Unexpectedly Akuffo decided to make the trial of Rawlings and his gang open to the press and the public. Rawlings saw his chance and he seized it. He refused to defend himself, but blamed Ghana’s woes on the misrule of the elite class in politics and the military. He announced that he was ready to die for Ghana. His voice resonated round the country and Ghanaians felt that indeed their country could be better if only their leaders were competent, patriotic and less corrupt. Expectedly, he was sentenced to death and condemned to live the rest of his life on the Death Row in Accra Maximum Security Prison.
On June 4, 1979, a group of soldiers stormed the prison and rescued Rawlings, proclaiming him the new Head of State. It was a miracle of biblical proportion and many Ghanaians, tired of the staid political and social climate, welcomed the drama with gusto. They found the new man a master of the art of public communication and propaganda. He exuded passion and raw patriotism. But there was a darker sinister side.
He set up a 15-member Armed Forces Revolutionary Council, AFRC, made up mostly of junior officers. Rawlings then ordered the arrest of many top military officers, including three former Heads of State, and put them on trial. Eight of the officers were executed including General Kutu Acheampong, General Fred Akufo and General Akweisi Afrifa. Among senior officers executed were Generals Kotei, Joy Amedume and Roger Felli. It was a period of great excitement for Ghanaians for nothing excites the populace than real life drama.
The international community was appalled by the development in Ghana and insisted that the transition to Civil Rule programme must go on. Therefore, Rawlings and his team were in power for only 112 days before they handed over power to elected President Hilla Limman on December 31, 1981. It was a testy period.
Limman came under great pressure to bring Rawlings to justice for the killings of the top military officers. They claimed that when Rawlings was charged for treason he was arraigned before a proper Court Martial. Why did he deny the executed officers the same right as dictated by the Ghanaian Army Act and the Constitution? Moreover, while he accused the officers of corruption, he did not provide any evidence of corrupt enrichment to the public.
Limman was in a dilemma who regarded Rawlings as his benefactor. Besides, Rawlings was still immensely popular with the military and among the general populace. On December 31, 1981, Rawlings ended the Limman dilemma when he toppled him in a dawn coup.
Rawling’s second coming was to prove very eventful. This time around, he had no plan to hand-over power to any elected government and he started dressing in the military fatigue favoured by international revolutionaries like Fidel Castro and Muamah Gadhafi. He faced serious opposition within the Ghanaian political and military elite class and he dealt with them viciously.

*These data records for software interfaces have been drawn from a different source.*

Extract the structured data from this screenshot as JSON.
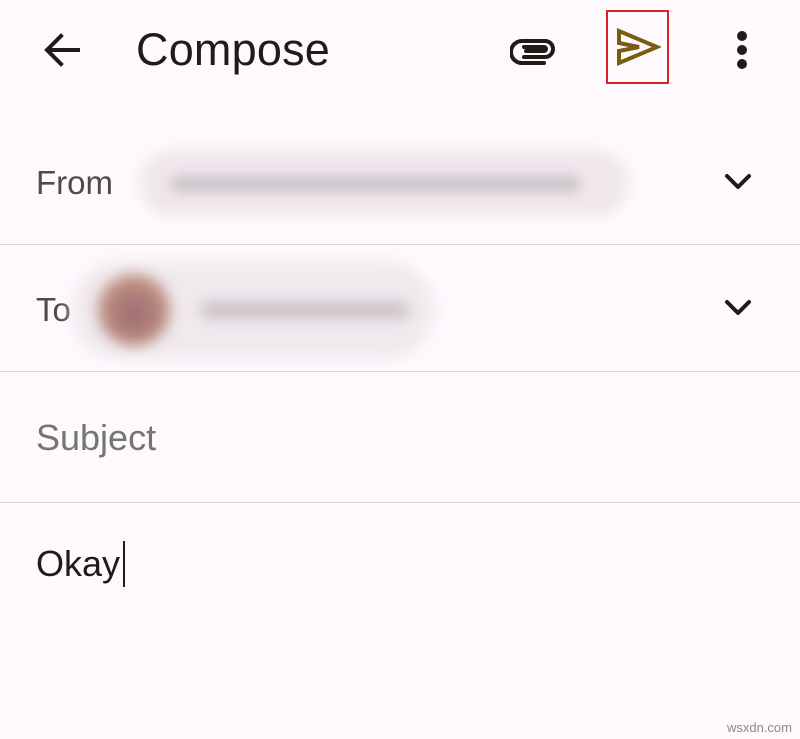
{
  "header": {
    "title": "Compose",
    "back_icon": "arrow-back-icon",
    "attach_icon": "paperclip-icon",
    "send_icon": "send-icon",
    "more_icon": "more-vert-icon"
  },
  "from": {
    "label": "From"
  },
  "to": {
    "label": "To"
  },
  "subject": {
    "placeholder": "Subject",
    "value": ""
  },
  "body": {
    "text": "Okay"
  },
  "watermark": "wsxdn.com",
  "colors": {
    "background": "#fdf9fd",
    "send_icon": "#7a5b12",
    "highlight_border": "#d8222a",
    "divider": "#dcd6d8"
  }
}
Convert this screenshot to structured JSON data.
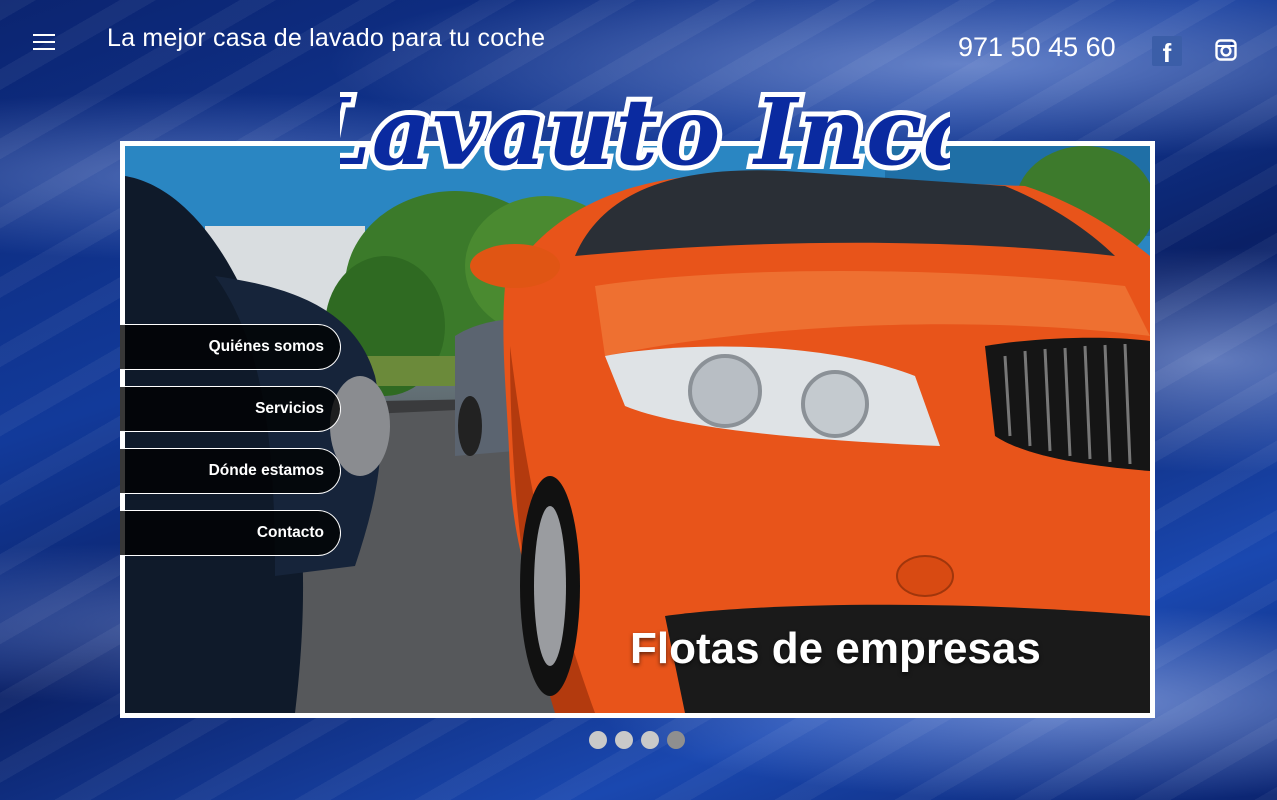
{
  "header": {
    "menu_icon": "hamburger-menu-icon",
    "tagline": "La mejor casa de lavado para tu coche",
    "phone": "971 50 45 60",
    "social": [
      {
        "name": "facebook",
        "icon": "facebook-icon",
        "glyph": "f"
      },
      {
        "name": "instagram",
        "icon": "instagram-icon"
      }
    ]
  },
  "logo": {
    "text": "Lavauto Inca"
  },
  "slider": {
    "caption": "Flotas de empresas",
    "total_slides": 4,
    "active_slide": 4
  },
  "nav": {
    "items": [
      {
        "label": "Quiénes somos"
      },
      {
        "label": "Servicios"
      },
      {
        "label": "Dónde estamos"
      },
      {
        "label": "Contacto"
      }
    ]
  },
  "colors": {
    "background": "#0d2a78",
    "logo_blue": "#0a2aa0",
    "car_orange": "#e8541a",
    "facebook": "#3b5ea8"
  }
}
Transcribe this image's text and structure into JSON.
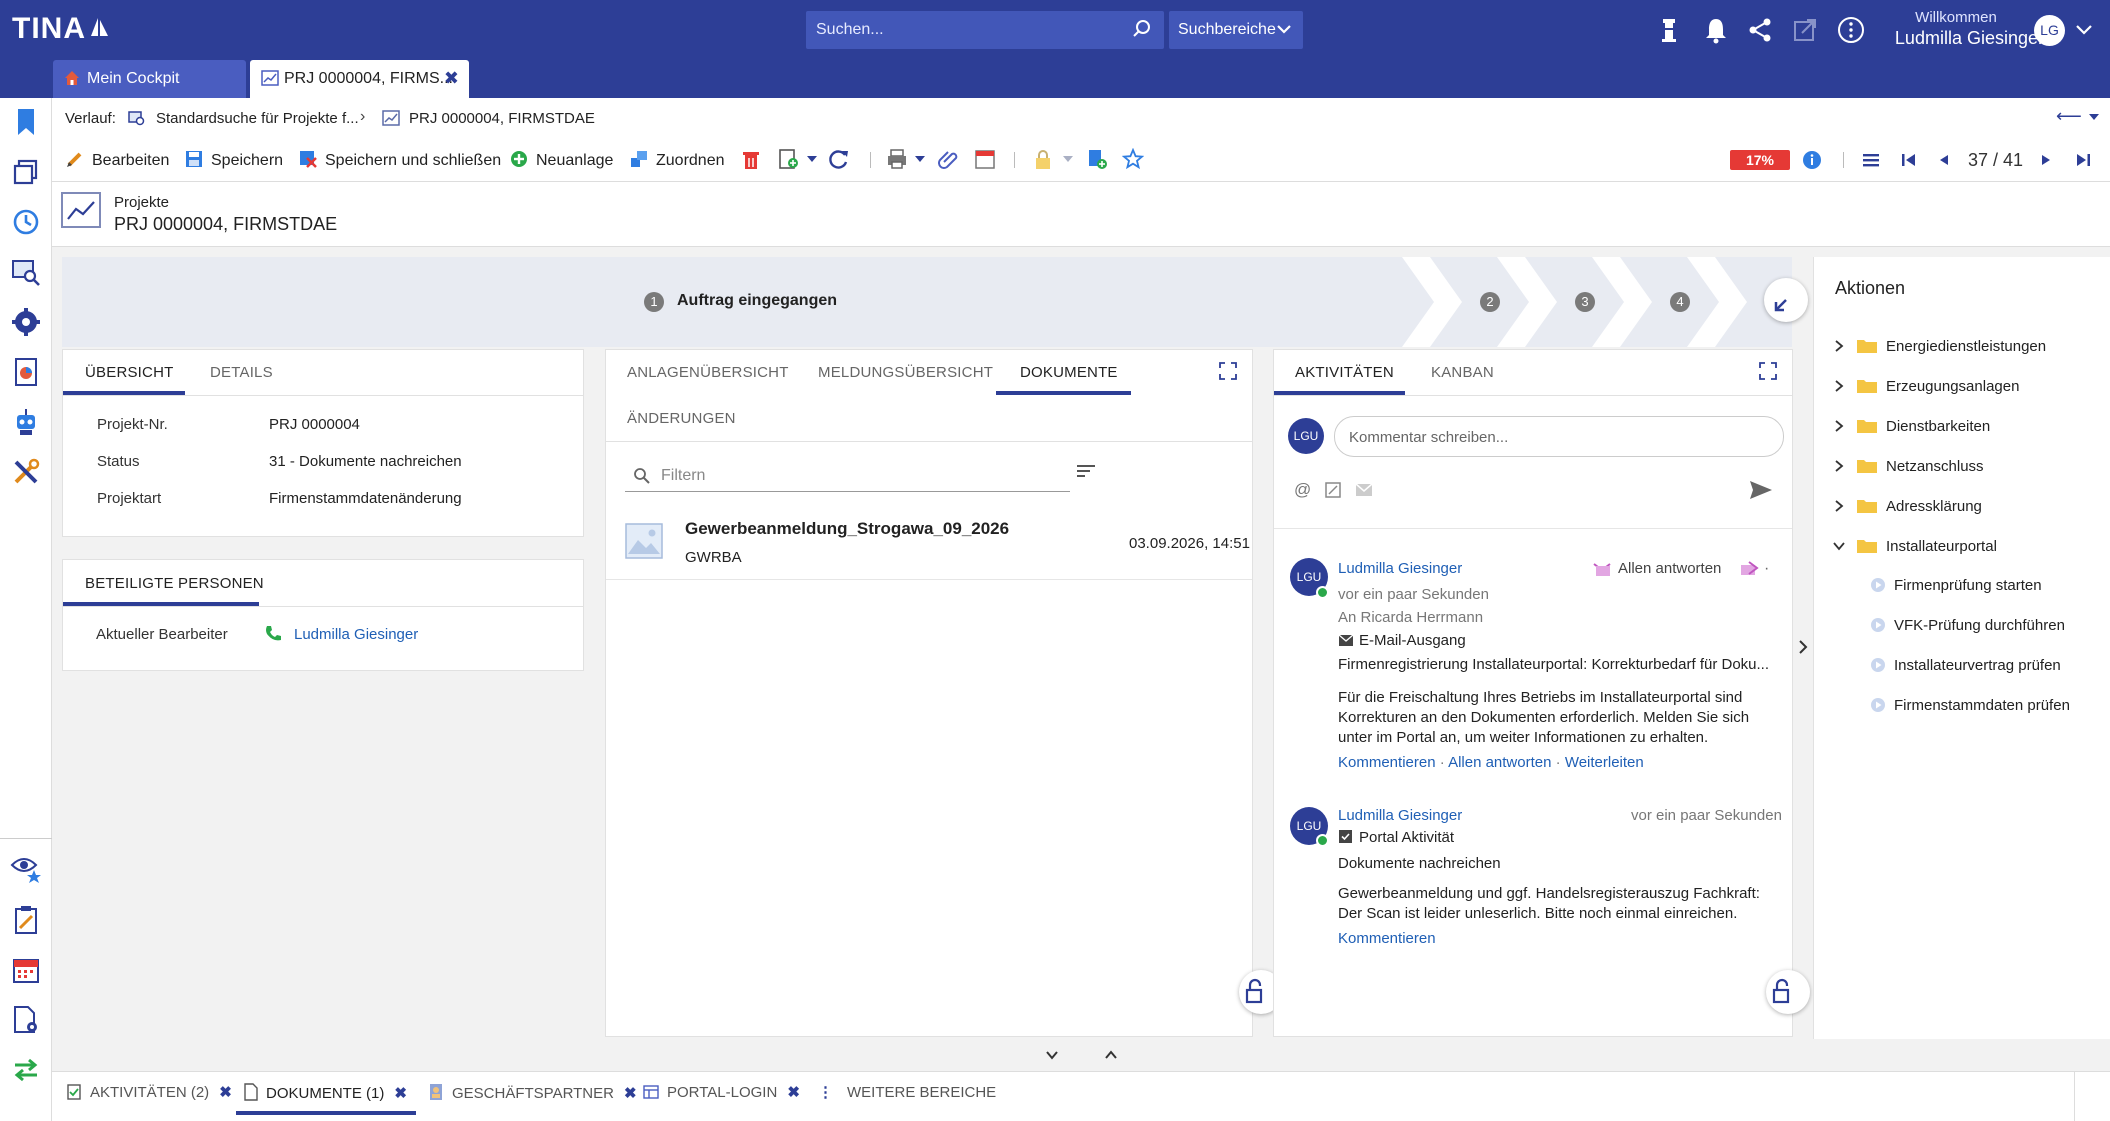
{
  "app": {
    "logo": "TINA"
  },
  "search": {
    "placeholder": "Suchen...",
    "areas_label": "Suchbereiche"
  },
  "user": {
    "welcome": "Willkommen",
    "name": "Ludmilla Giesinger",
    "initials": "LG"
  },
  "window_tabs": [
    {
      "label": "Mein Cockpit"
    },
    {
      "label": "PRJ 0000004, FIRMS..."
    }
  ],
  "breadcrumb": {
    "prefix": "Verlauf:",
    "items": [
      "Standardsuche für Projekte f...",
      "PRJ 0000004, FIRMSTDAE"
    ]
  },
  "toolbar": {
    "edit": "Bearbeiten",
    "save": "Speichern",
    "save_close": "Speichern und schließen",
    "new": "Neuanlage",
    "assign": "Zuordnen",
    "progress_badge": "17%",
    "pager": "37 / 41"
  },
  "record": {
    "type": "Projekte",
    "title": "PRJ 0000004, FIRMSTDAE"
  },
  "stages": [
    {
      "num": "1",
      "label": "Auftrag eingegangen"
    },
    {
      "num": "2"
    },
    {
      "num": "3"
    },
    {
      "num": "4"
    }
  ],
  "overview": {
    "tabs": [
      "ÜBERSICHT",
      "DETAILS"
    ],
    "fields": [
      {
        "label": "Projekt-Nr.",
        "value": "PRJ 0000004"
      },
      {
        "label": "Status",
        "value": "31 - Dokumente nachreichen"
      },
      {
        "label": "Projektart",
        "value": "Firmenstammdatenänderung"
      }
    ]
  },
  "persons": {
    "tab": "BETEILIGTE PERSONEN",
    "label": "Aktueller Bearbeiter",
    "value": "Ludmilla Giesinger"
  },
  "docs": {
    "tabs": [
      "ANLAGENÜBERSICHT",
      "MELDUNGSÜBERSICHT",
      "DOKUMENTE",
      "ÄNDERUNGEN"
    ],
    "filter_placeholder": "Filtern",
    "items": [
      {
        "title": "Gewerbeanmeldung_Strogawa_09_2026",
        "sub": "GWRBA",
        "date": "03.09.2026, 14:51"
      }
    ]
  },
  "activities": {
    "tabs": [
      "AKTIVITÄTEN",
      "KANBAN"
    ],
    "comment_avatar": "LGU",
    "comment_placeholder": "Kommentar schreiben...",
    "entries": [
      {
        "avatar": "LGU",
        "author": "Ludmilla Giesinger",
        "reply_all": "Allen antworten",
        "time": "vor ein paar Sekunden",
        "to": "An Ricarda Herrmann",
        "kind": "E-Mail-Ausgang",
        "subject": "Firmenregistrierung Installateurportal: Korrekturbedarf für Doku...",
        "body": "Für die Freischaltung Ihres Betriebs im Installateurportal sind Korrekturen an den Dokumenten erforderlich. Melden Sie sich unter im Portal an, um weiter Informationen zu erhalten.",
        "actions": [
          "Kommentieren",
          "Allen antworten",
          "Weiterleiten"
        ]
      },
      {
        "avatar": "LGU",
        "author": "Ludmilla Giesinger",
        "time": "vor ein paar Sekunden",
        "kind": "Portal Aktivität",
        "subject": "Dokumente nachreichen",
        "body": "Gewerbeanmeldung und ggf. Handelsregisterauszug Fachkraft: Der Scan ist leider unleserlich. Bitte noch einmal einreichen.",
        "actions": [
          "Kommentieren"
        ]
      }
    ]
  },
  "actions_panel": {
    "title": "Aktionen",
    "folders": [
      "Energiedienstleistungen",
      "Erzeugungsanlagen",
      "Dienstbarkeiten",
      "Netzanschluss",
      "Adressklärung",
      "Installateurportal"
    ],
    "subitems": [
      "Firmenprüfung starten",
      "VFK-Prüfung durchführen",
      "Installateurvertrag prüfen",
      "Firmenstammdaten prüfen"
    ]
  },
  "bottom_tabs": [
    "AKTIVITÄTEN (2)",
    "DOKUMENTE (1)",
    "GESCHÄFTSPARTNER",
    "PORTAL-LOGIN",
    "WEITERE BEREICHE"
  ],
  "colors": {
    "brand": "#2d3e96",
    "link": "#1f5fb5",
    "badge_red": "#e53935",
    "folder": "#f4c542"
  }
}
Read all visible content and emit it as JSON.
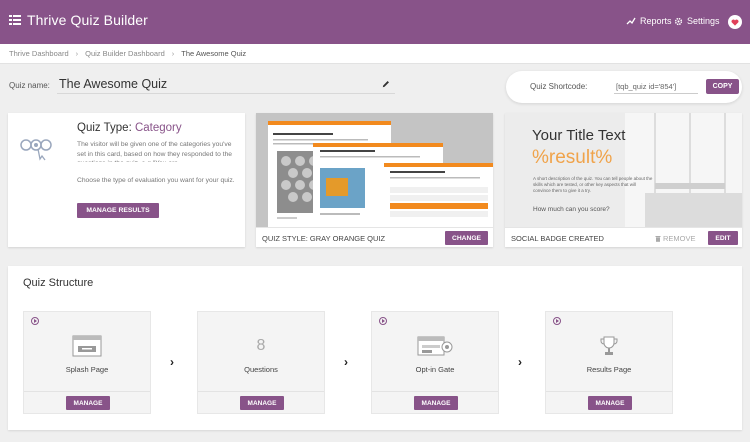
{
  "header": {
    "title": "Thrive Quiz Builder",
    "reports": "Reports",
    "settings": "Settings"
  },
  "breadcrumb": [
    "Thrive Dashboard",
    "Quiz Builder Dashboard",
    "The Awesome Quiz"
  ],
  "quiz": {
    "name_label": "Quiz name:",
    "name": "The Awesome Quiz",
    "shortcode_label": "Quiz Shortcode:",
    "shortcode": "[tqb_quiz id='854']",
    "copy": "COPY"
  },
  "quiz_type": {
    "title_prefix": "Quiz Type:",
    "type": "Category",
    "description": "The visitor will be given one of the categories you've set in this card, based on how they responded to the questions in the quiz. e.g \"You are",
    "instruction": "Choose the type of evaluation you want for your quiz.",
    "button": "MANAGE RESULTS"
  },
  "quiz_style": {
    "label": "QUIZ STYLE: GRAY ORANGE QUIZ",
    "button": "CHANGE",
    "preview_heading": "Question content goes here"
  },
  "badge": {
    "title": "Your Title Text",
    "result": "%result%",
    "description": "A short description of the quiz. You can tell people about the skills which are tested, or other key aspects that will convince them to give it a try.",
    "question": "How much can you score?",
    "label": "SOCIAL BADGE CREATED",
    "remove": "REMOVE",
    "edit": "EDIT"
  },
  "structure": {
    "title": "Quiz Structure",
    "steps": [
      {
        "label": "Splash Page",
        "button": "MANAGE"
      },
      {
        "label": "Questions",
        "count": "8",
        "button": "MANAGE"
      },
      {
        "label": "Opt-in Gate",
        "button": "MANAGE"
      },
      {
        "label": "Results Page",
        "button": "MANAGE"
      }
    ]
  },
  "colors": {
    "brand": "#885389",
    "accent_orange": "#f0a34a"
  }
}
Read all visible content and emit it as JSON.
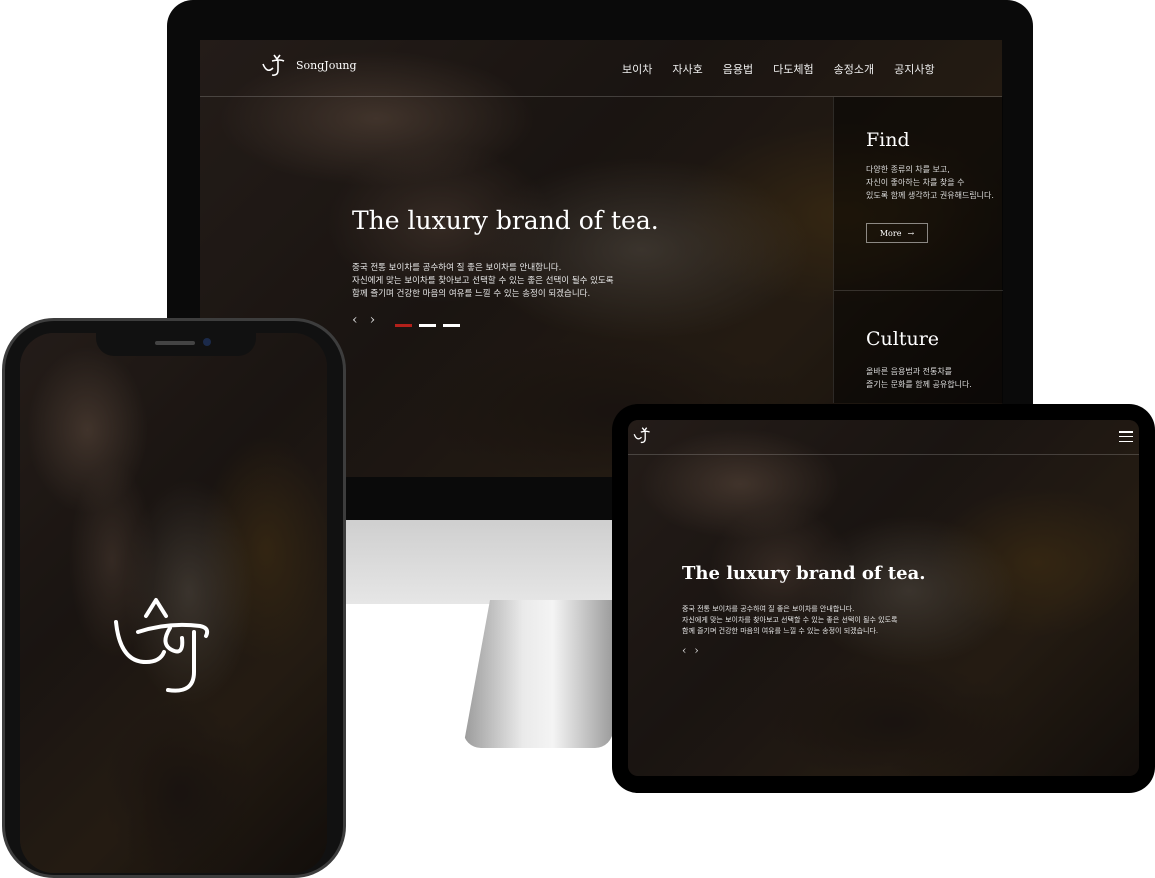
{
  "desktop": {
    "logo_text": "SongJoung",
    "menu": [
      "보이차",
      "자사호",
      "음용법",
      "다도체험",
      "송정소개",
      "공지사항"
    ],
    "hero_title": "The luxury brand of tea.",
    "hero_desc": [
      "중국 전통 보이차를 공수하여 질 좋은 보이차를 안내합니다.",
      "자신에게 맞는 보이차를 찾아보고 선택할 수 있는 좋은 선택이 될수 있도록",
      "함께 즐기며 건강한 마음의 여유를 느낄 수 있는 송정이 되겠습니다."
    ],
    "arrow_prev": "‹",
    "arrow_next": "›",
    "slide_dots": 3,
    "active_slide": 1,
    "panel": {
      "find_title": "Find",
      "find_desc": [
        "다양한 종류의 차를 보고,",
        "자신이 좋아하는 차를 찾을 수",
        "있도록 함께 생각하고 권유해드립니다."
      ],
      "more_label": "More",
      "more_arrow": "→",
      "culture_title": "Culture",
      "culture_desc": [
        "올바른 음용법과 전통차를",
        "즐기는 문화를 함께 공유합니다."
      ]
    }
  },
  "tablet": {
    "hero_title": "The luxury brand of tea.",
    "hero_desc": [
      "중국 전통 보이차를 공수하여 질 좋은 보이차를 안내합니다.",
      "자신에게 맞는 보이차를 찾아보고 선택할 수 있는 좋은 선택이 될수 있도록",
      "함께 즐기며 건강한 마음의 여유를 느낄 수 있는 송정이 되겠습니다."
    ],
    "arrow_prev": "‹",
    "arrow_next": "›",
    "menu_icon": "hamburger-icon"
  },
  "phone": {
    "logo_icon": "songjoung-logo-icon"
  },
  "colors": {
    "accent": "#b3201a",
    "text": "#ffffff",
    "device_frame": "#0a0a0a"
  }
}
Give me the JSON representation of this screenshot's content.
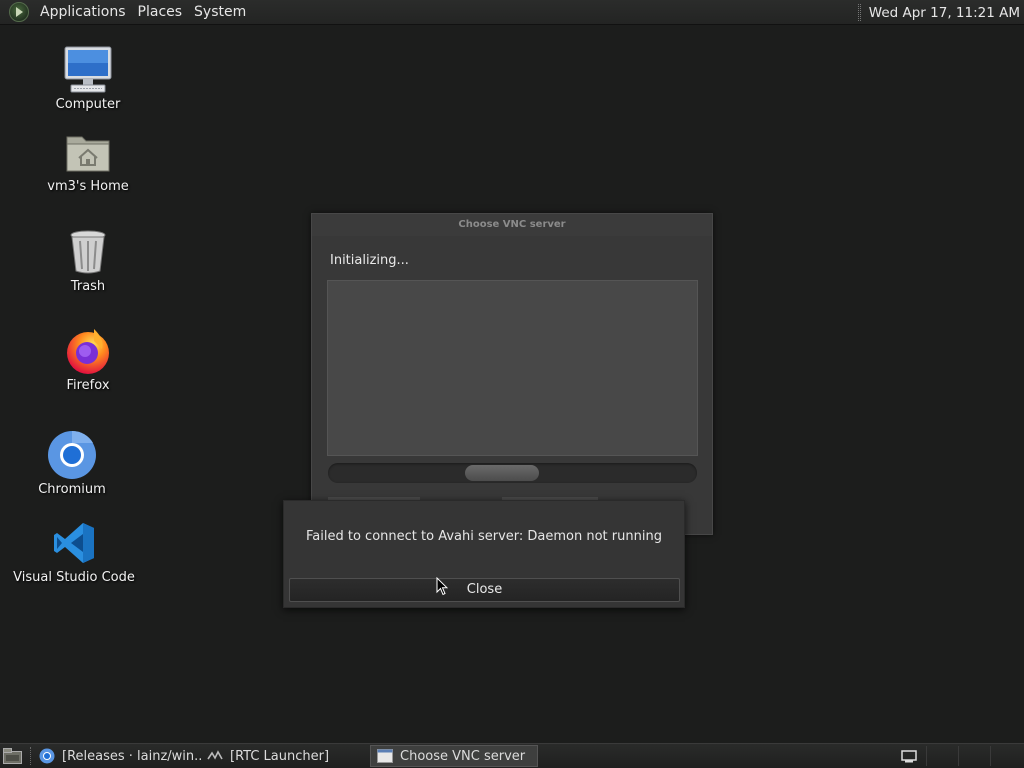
{
  "top_panel": {
    "menus": [
      "Applications",
      "Places",
      "System"
    ],
    "clock": "Wed Apr 17, 11:21 AM"
  },
  "desktop": {
    "icons": [
      {
        "label": "Computer",
        "icon": "computer-icon"
      },
      {
        "label": "vm3's Home",
        "icon": "home-folder-icon"
      },
      {
        "label": "Trash",
        "icon": "trash-icon"
      },
      {
        "label": "Firefox",
        "icon": "firefox-icon"
      },
      {
        "label": "Chromium",
        "icon": "chromium-icon"
      },
      {
        "label": "Visual Studio Code",
        "icon": "vscode-icon"
      }
    ]
  },
  "vnc_window": {
    "title": "Choose VNC server",
    "status": "Initializing...",
    "progress_indeterminate": true
  },
  "error_dialog": {
    "message": "Failed to connect to Avahi server: Daemon not running",
    "button_label": "Close"
  },
  "taskbar": {
    "tasks": [
      {
        "label": "[Releases · lainz/win...",
        "icon": "chromium-icon",
        "active": false
      },
      {
        "label": "[RTC Launcher]",
        "icon": "rtc-launcher-icon",
        "active": false
      },
      {
        "label": "Choose VNC server",
        "icon": "window-icon",
        "active": true
      }
    ]
  },
  "colors": {
    "desktop_bg": "#1c1d1c",
    "panel_bg": "#262726",
    "dialog_bg": "#383838",
    "active_task": "#3e3f3e"
  }
}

He was accused of setting up a killer-squad which seized and killed more than 300 opponents of his regime. Three justices of the Supreme Court; Cecilia Koranteng-Addow, Frederick Sarkodie and Kwadjo-Agyei-Agyepong, were among those killed. Many military officers also faced similar fate. The international community succeeded in persuading Rawlings to finally end his almost two decades in power on the promise that no reckoning would be made of his alleged killings.
Despite his long stay in power which finally ended when he handed over power to President John Kuffor in 2001, nobody ever accused him of stealing public fund. His ascetic life style and personal integrity has percolated the Ghanaian public space and therefore corruption on a large scale is no longer a threat to Ghana. Can we say the same about Nigeria?